Proactive Accountability

IMG_0533I attended a training class last week where we received a fresh perspective on accountability.

“We failed to reach a goal, so I’m going to hold “X” accountable.”

That statement is reactive and penalizing in nature.  Why do we only speak about accountability “after” something happens?  By then, it’s too late. The event has already happened.

In this training, accountability was redefined as; a personal choice to rise above one’s circumstances and demonstrate the ownership necessary for achieving key results.  This idea is based on the book The Oz Principle: Getting Results Through Individual and Organizational Accountability. (Written by Roger Connors, Tom Smith, and Craig Hickman.)

It simply means asking the right questions of yourself, based on what you want to achieve in the future. Who are you? What do you do? How does that tie to your overarching goals?

For example; One of our company’s desired results is to provide a safe work environment that lets each person go home, the same way they arrived.

Once everyone realizes that their daily tasks directly impact the overall safety goal of the workplace, they can hold themselves and others accountable to do their respective jobs.  In this way, accountability is tied to the goal and happens before an incident occurs.
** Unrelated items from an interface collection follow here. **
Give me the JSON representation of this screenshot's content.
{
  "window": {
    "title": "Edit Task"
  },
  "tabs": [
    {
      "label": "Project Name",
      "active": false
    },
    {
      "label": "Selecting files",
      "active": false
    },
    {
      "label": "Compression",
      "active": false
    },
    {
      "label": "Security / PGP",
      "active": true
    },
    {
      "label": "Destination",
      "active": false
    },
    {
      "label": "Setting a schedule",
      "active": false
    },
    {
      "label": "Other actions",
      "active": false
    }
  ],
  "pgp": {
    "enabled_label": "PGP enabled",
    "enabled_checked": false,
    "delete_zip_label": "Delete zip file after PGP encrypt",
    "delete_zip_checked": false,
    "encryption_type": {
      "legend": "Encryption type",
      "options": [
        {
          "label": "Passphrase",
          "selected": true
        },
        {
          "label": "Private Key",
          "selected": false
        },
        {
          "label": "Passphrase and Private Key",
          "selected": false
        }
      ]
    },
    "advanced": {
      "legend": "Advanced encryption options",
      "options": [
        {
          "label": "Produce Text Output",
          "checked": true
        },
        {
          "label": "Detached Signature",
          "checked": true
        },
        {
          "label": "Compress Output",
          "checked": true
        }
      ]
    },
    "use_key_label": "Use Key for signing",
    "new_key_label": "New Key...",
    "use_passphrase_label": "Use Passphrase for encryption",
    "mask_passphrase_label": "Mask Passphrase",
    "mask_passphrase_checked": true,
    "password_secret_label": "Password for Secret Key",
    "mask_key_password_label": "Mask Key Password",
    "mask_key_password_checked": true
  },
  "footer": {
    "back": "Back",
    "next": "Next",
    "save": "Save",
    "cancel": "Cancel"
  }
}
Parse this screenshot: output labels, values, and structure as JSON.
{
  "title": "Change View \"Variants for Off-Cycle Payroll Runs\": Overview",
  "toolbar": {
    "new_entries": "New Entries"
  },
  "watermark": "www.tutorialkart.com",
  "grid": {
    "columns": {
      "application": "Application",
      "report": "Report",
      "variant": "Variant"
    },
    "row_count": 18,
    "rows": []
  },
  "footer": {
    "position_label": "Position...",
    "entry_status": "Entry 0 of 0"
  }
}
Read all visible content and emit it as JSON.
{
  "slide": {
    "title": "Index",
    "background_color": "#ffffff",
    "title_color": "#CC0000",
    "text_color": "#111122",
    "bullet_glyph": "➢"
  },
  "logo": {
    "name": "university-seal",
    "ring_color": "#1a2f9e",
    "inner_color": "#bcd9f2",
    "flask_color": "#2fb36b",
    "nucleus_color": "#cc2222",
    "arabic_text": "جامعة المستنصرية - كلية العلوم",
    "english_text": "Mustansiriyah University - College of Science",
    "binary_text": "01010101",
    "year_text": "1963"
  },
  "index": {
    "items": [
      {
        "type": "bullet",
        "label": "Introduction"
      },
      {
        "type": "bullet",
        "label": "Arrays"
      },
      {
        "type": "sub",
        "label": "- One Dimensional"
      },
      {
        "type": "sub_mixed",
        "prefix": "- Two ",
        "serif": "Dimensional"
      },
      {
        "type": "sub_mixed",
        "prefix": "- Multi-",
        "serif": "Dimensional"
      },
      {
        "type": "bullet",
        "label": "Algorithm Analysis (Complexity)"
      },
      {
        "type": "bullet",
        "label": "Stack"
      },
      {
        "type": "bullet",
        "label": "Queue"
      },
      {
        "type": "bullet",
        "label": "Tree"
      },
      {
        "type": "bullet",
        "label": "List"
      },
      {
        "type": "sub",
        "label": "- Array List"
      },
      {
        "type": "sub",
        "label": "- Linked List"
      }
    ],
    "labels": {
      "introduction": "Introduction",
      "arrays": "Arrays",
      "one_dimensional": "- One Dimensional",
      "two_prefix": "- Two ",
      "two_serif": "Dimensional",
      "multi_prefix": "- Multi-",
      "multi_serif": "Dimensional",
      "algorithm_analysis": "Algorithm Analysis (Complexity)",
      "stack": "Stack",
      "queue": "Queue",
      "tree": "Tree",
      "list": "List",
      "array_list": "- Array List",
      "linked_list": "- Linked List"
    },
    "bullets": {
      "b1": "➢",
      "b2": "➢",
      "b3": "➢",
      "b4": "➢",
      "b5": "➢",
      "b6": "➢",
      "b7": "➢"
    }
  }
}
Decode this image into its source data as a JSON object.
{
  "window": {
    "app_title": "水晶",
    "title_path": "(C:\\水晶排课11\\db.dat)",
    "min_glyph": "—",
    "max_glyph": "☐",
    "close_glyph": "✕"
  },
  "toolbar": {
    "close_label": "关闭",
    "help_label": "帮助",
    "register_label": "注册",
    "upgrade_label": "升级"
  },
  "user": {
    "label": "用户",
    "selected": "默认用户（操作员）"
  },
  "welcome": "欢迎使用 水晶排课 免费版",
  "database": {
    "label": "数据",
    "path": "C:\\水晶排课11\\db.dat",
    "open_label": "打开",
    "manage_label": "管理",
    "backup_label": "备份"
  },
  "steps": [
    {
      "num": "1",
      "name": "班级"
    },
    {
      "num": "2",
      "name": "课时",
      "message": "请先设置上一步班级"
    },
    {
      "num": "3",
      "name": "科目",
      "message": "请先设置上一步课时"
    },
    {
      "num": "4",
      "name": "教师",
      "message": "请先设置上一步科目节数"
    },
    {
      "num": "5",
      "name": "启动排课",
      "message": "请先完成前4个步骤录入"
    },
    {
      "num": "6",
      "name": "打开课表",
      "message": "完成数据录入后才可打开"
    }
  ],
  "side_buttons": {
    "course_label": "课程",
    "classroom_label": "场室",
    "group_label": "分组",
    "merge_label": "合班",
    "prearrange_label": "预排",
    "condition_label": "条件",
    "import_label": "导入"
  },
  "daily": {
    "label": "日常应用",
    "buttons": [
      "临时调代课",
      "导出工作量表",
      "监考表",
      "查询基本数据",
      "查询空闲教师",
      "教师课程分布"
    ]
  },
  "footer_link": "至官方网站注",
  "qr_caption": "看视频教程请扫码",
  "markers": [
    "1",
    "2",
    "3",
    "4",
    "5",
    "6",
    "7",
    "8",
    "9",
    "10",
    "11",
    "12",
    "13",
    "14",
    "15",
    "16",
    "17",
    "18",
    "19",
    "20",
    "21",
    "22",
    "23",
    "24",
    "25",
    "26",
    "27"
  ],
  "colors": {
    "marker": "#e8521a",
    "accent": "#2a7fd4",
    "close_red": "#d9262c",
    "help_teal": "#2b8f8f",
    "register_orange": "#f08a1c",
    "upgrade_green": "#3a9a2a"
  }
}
It’s not easy and it’s something that must happen consciously everyday.

We must be ready to give and receive feedback, as we simultaneously empower others to deliver it.  As leaders, we must create an environment where constructive criticism and healthy conflict are normal and valued. It’s everyone’s job to hold everyone accountable. We cannot fear accountability, we need to embrace it before incidents happen.

I have heard it said many times, that every accident is preventable, yet we continue to have them. Maybe a culture of proactive accountability tied to reaching goals can help make that saying a reality?

Leave a Reply

Fill in your details below or click an icon to log in:

WordPress.com Logo

You are commenting using your WordPress.com account. Log Out / Change )

Twitter picture

You are commenting using your Twitter account. Log Out / Change )

Facebook photo

You are commenting using your Facebook account. Log Out / Change )

Google+ photo

You are commenting using your Google+ account. Log Out / Change )

Connecting to %s